Visiting Tama, I saw firsthand how climate disasters affect entire communities living at the margins. But it’s the same all over the world: Poorer neighborhoods very often have too few trees and too much heat-absorbing concrete. This much we know from Dr. Angel Hsu, who uses remote sensing and satellite imagery to locate which urban residents are most vulnerable to both environmental problems and social isolation.

For example, when the heat wave struck Pakistan, Faisal Edhi, who oversees a rescue service in Karachi, told a Reuters reporter that “most of the dead brought to the morgue were working class factory workers who came from the low-income Landhi and Korangi areas.” Similarly in Washington, DC, “People who live in poorer, historically African American communities in Northeast and Southeast Washington, where many residents rent and have less ability to landscape or plant trees, are more at risk of heat-related illnesses than the people in more well-off communities.”

The implications of these ‘urban heat islands’ go beyond heat stroke.
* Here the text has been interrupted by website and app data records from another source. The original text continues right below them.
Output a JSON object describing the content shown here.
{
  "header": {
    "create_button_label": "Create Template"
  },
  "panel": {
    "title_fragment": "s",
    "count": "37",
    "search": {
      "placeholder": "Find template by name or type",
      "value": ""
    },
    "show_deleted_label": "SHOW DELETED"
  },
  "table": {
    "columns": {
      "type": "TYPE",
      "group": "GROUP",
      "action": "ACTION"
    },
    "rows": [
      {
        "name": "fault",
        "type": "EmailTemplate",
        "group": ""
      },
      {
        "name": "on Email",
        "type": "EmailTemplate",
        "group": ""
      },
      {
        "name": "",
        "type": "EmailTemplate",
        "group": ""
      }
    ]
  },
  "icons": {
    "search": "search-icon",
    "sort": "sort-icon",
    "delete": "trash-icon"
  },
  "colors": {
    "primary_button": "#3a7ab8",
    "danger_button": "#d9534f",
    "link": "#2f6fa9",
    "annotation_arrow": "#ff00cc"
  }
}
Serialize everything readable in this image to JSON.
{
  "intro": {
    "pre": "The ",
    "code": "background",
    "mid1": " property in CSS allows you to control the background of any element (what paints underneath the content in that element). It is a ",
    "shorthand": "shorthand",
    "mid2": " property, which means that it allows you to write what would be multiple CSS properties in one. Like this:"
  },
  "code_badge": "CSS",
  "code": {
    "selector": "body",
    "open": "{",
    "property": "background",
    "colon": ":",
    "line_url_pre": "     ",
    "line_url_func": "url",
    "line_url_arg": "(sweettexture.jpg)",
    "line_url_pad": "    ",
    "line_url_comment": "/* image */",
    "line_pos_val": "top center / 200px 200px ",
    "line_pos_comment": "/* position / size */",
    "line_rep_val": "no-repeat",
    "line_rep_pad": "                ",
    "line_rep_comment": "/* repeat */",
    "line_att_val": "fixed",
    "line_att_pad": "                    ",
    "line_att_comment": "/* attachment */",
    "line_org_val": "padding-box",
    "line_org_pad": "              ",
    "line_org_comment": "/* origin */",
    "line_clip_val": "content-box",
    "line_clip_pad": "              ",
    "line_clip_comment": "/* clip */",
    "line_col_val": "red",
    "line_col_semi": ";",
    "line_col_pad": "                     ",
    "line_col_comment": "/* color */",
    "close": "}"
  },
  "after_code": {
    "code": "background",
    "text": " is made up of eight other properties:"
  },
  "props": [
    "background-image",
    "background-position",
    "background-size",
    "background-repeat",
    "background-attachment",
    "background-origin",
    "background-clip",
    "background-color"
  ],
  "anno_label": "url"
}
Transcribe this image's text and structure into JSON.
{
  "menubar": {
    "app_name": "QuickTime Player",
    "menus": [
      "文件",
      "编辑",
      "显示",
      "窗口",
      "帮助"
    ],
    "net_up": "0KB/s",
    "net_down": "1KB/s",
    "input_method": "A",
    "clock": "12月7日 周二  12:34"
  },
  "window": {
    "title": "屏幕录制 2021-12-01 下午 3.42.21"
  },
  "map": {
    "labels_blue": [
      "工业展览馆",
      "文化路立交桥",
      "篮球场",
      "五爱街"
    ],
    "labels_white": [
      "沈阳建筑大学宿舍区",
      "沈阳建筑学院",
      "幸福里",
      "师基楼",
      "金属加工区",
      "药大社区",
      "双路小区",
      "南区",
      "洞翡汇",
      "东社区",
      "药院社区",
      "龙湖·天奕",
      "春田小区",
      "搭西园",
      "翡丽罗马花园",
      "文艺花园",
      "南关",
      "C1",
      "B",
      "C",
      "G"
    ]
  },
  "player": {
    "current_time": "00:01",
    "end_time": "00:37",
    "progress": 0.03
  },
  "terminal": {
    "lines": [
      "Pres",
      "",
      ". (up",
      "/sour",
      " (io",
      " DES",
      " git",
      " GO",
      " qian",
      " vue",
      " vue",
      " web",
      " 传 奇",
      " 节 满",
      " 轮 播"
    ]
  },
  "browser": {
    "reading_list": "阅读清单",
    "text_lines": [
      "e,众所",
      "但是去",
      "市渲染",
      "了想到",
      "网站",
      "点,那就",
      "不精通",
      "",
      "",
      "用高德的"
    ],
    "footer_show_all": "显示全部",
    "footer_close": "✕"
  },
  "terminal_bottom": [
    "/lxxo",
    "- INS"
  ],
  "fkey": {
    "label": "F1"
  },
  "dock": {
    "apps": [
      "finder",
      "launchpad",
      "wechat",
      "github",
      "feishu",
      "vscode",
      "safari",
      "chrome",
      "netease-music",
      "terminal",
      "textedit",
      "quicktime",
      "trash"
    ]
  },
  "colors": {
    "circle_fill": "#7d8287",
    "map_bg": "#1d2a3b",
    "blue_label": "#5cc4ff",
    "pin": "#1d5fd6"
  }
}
A study recently published in Nature found, matter of factly, that “higher temperatures increase suicide rates.” After analyzing decades’ worth of data in the United States and Mexico, researchers concluded that the relationship between extreme climate and mental health isn’t coincidental; it’s causal. They predict that if temperatures continue to increase at the present trajectory, then by 2050, as many as 26,000 people in the U.S. could die by climate-caused suicide.

If that sounds like fuzzy math, consider that after Hurricane Maria tore through Puerto Rico last year, the suicide rate there increased by nearly 30 percent. In August, a full year after Hurricane Maria, the Puerto Rican government released an update to the storm’s official death toll. Initially it was estimated to be 64. Now it’s 2,975. Tellingly, the same report found that “the risk of death was 45% higher” for those who lived in a poor community when the storm hit. Whether they’re natural or manmade, disasters show us who doesn’t count.

Just last month, Hurricane Florence swept through South Carolina, killing at least 37 people. Among them were two female mental-health patients who, inexplicably, were being transferred to a different hospital in the middle of the storm. According to a statement from local police, their escorts abandoned them when the flooding began. Both patients drowned. They were found chained inside the back of the van.

Whether we believe it or not, we tend to talk about climate change as a kind of equalizer. But global warming, rising seas, and severe weather do not make us equal. Support, care, and love make us equal. We should take care of each other, and of Mother Nature, not because we’re all in the same boat, but precisely because some of us are already at the bottom of the well.